I’ve been writing lately (see June 19th post) about H2H communications and our adaptation and application of this movement into all programs, platforms projects and initiatives that McKnight Kurland handles. It’s a shift predicated by social media’s growth and affect on communications overall. I recently came across this article that seemed to summarize many of our thoughts on the subject. The opening salvo seemed to hit the proverbial nail on the head:
“ …no matter how complicated or complex a business and its products may be, there is a human story to be told.”
It goes on to convey the fact that buyers today are moving past just ‘the rational’ in their decision making and wanting emotion—a stronger connection to the human story. And that ‘connection’ is key to storytelling. Connecting with the buyer; understanding their needs and fears and wants; connecting to the truth of your brand; connecting on a human level.
Included in this article also is a 4-minute video titled ‘The Future of Storytelling’ with Beth Comstock, CMO of GE, embracing—no, championing—this H2H movement. I think she captures the essence in the line, “People don’t want to be sold, they want to be inspired.” People want to understand what happened that got your organization to where they are, why you do what you do, and why it matters. Marketers today must tell stories that are interesting and true. Stories that have relevance and a point, not to mention point of view. And how do we make them relevant and relatable? By first listening. Human to Human brands converse, not preach. That’s what social media has done to corporate communications (and communicators)—it has forced them to listen to consumers, customers and clients. Then tell a story relevant to the conversation.

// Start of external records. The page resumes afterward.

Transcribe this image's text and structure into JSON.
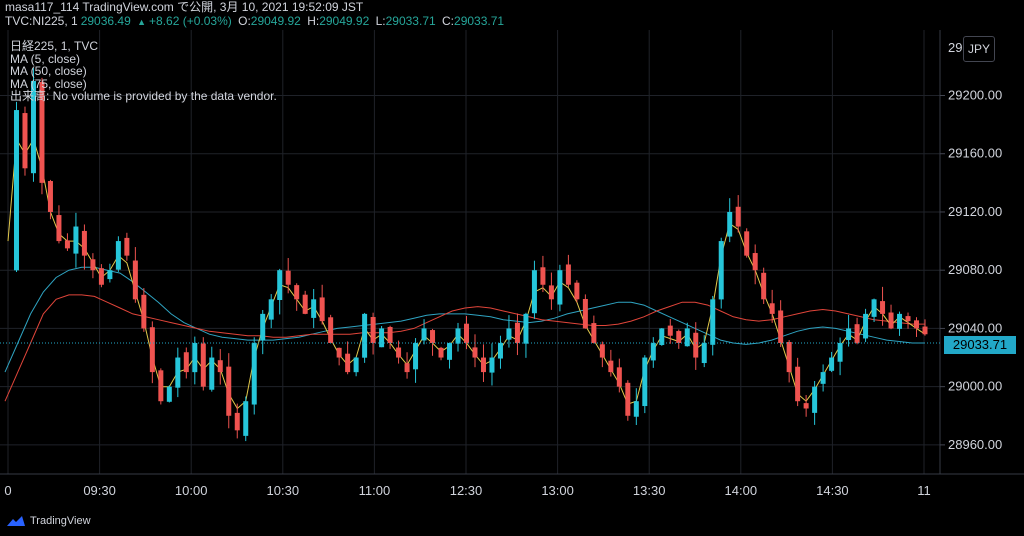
{
  "header": {
    "line1": "masa117_114 TradingView.com で公開, 3月 10, 2021 19:52:09 JST",
    "symbol": "TVC:NI225, 1",
    "last": "29036.49",
    "change": "+8.62 (+0.03%)",
    "o_label": "O:",
    "o_val": "29049.92",
    "h_label": "H:",
    "h_val": "29049.92",
    "l_label": "L:",
    "l_val": "29033.71",
    "c_label": "C:",
    "c_val": "29033.71"
  },
  "legend": {
    "title": "日経225, 1, TVC",
    "ma5": "MA (5, close)",
    "ma50": "MA (50, close)",
    "ma75": "MA (75, close)",
    "volume": "出来高: No volume is provided by the data vendor."
  },
  "currency": "JPY",
  "price_badge": "29033.71",
  "brand": "TradingView",
  "colors": {
    "up": "#26a69a",
    "up_candle": "#26c6da",
    "down": "#ef5350",
    "ma5": "#e2c94b",
    "ma50": "#e0453a",
    "ma75": "#2fa4c2",
    "grid": "#1f2229",
    "badge": "#22a8c8"
  },
  "chart_data": {
    "type": "candlestick",
    "y_ticks": [
      "29200.00",
      "29160.00",
      "29120.00",
      "29080.00",
      "29040.00",
      "29000.00",
      "28960.00"
    ],
    "y_tick_values": [
      29200,
      29160,
      29120,
      29080,
      29040,
      29000,
      28960
    ],
    "ylim": [
      28940,
      29245
    ],
    "y_top_partial": "29 2",
    "x_ticks": [
      "0",
      "09:30",
      "10:00",
      "10:30",
      "11:00",
      "12:30",
      "13:00",
      "13:30",
      "14:00",
      "14:30",
      "11"
    ],
    "close_path": [
      29080,
      29190,
      29150,
      29210,
      29140,
      29120,
      29100,
      29095,
      29110,
      29090,
      29080,
      29070,
      29080,
      29100,
      29090,
      29060,
      29040,
      29010,
      28990,
      29000,
      29020,
      29010,
      29030,
      29000,
      29020,
      29010,
      28980,
      28970,
      28990,
      29030,
      29050,
      29060,
      29080,
      29070,
      29060,
      29050,
      29060,
      29045,
      29030,
      29020,
      29010,
      29020,
      29050,
      29030,
      29040,
      29030,
      29020,
      29010,
      29030,
      29040,
      29030,
      29020,
      29030,
      29040,
      29030,
      29020,
      29010,
      29020,
      29030,
      29040,
      29030,
      29050,
      29080,
      29070,
      29060,
      29080,
      29070,
      29060,
      29040,
      29030,
      29020,
      29010,
      29000,
      28980,
      28990,
      29020,
      29030,
      29040,
      29035,
      29030,
      29040,
      29020,
      29030,
      29060,
      29100,
      29120,
      29110,
      29090,
      29080,
      29060,
      29050,
      29030,
      29010,
      28990,
      28985,
      29000,
      29010,
      29020,
      29030,
      29040,
      29030,
      29050,
      29060,
      29050,
      29040,
      29050,
      29045,
      29040,
      29036
    ],
    "ma5_path": [
      29100,
      29170,
      29160,
      29170,
      29150,
      29120,
      29105,
      29100,
      29100,
      29095,
      29085,
      29075,
      29080,
      29090,
      29085,
      29065,
      29045,
      29020,
      29000,
      29000,
      29010,
      29012,
      29020,
      29012,
      29018,
      29012,
      28995,
      28985,
      28990,
      29020,
      29040,
      29055,
      29070,
      29068,
      29060,
      29052,
      29055,
      29045,
      29033,
      29022,
      29015,
      29020,
      29040,
      29032,
      29036,
      29030,
      29022,
      29015,
      29025,
      29035,
      29030,
      29024,
      29028,
      29036,
      29030,
      29022,
      29015,
      29018,
      29026,
      29035,
      29032,
      29045,
      29065,
      29068,
      29062,
      29072,
      29068,
      29058,
      29042,
      29032,
      29022,
      29012,
      29002,
      28988,
      28990,
      29012,
      29025,
      29035,
      29033,
      29031,
      29036,
      29026,
      29030,
      29055,
      29090,
      29112,
      29108,
      29092,
      29080,
      29064,
      29050,
      29032,
      29014,
      28995,
      28990,
      28998,
      29008,
      29018,
      29028,
      29036,
      29032,
      29045,
      29055,
      29050,
      29042,
      29048,
      29044,
      29040,
      29036
    ],
    "ma50_path": [
      28990,
      29010,
      29030,
      29050,
      29060,
      29063,
      29063,
      29062,
      29058,
      29054,
      29050,
      29048,
      29046,
      29044,
      29042,
      29040,
      29038,
      29037,
      29036,
      29035,
      29035,
      29034,
      29034,
      29035,
      29036,
      29036,
      29036,
      29036,
      29037,
      29037,
      29037,
      29038,
      29040,
      29044,
      29048,
      29052,
      29054,
      29055,
      29054,
      29052,
      29050,
      29048,
      29046,
      29045,
      29044,
      29043,
      29042,
      29042,
      29043,
      29045,
      29048,
      29052,
      29055,
      29058,
      29058,
      29056,
      29052,
      29048,
      29046,
      29045,
      29046,
      29048,
      29050,
      29052,
      29053,
      29052,
      29050,
      29048,
      29046,
      29045,
      29044,
      29043,
      29043
    ],
    "ma75_path": [
      29010,
      29030,
      29050,
      29065,
      29075,
      29080,
      29082,
      29082,
      29080,
      29078,
      29072,
      29065,
      29058,
      29050,
      29044,
      29040,
      29036,
      29034,
      29033,
      29032,
      29032,
      29032,
      29033,
      29034,
      29036,
      29038,
      29040,
      29041,
      29042,
      29043,
      29044,
      29045,
      29047,
      29049,
      29050,
      29050,
      29050,
      29049,
      29048,
      29046,
      29045,
      29044,
      29045,
      29047,
      29050,
      29052,
      29054,
      29056,
      29058,
      29058,
      29056,
      29052,
      29048,
      29044,
      29040,
      29036,
      29032,
      29030,
      29029,
      29030,
      29032,
      29035,
      29038,
      29040,
      29041,
      29040,
      29038,
      29036,
      29034,
      29032,
      29031,
      29030,
      29030
    ]
  }
}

Because after all, the measure of success in today’s marketing and communications sphere is “did you make a connection?”Share: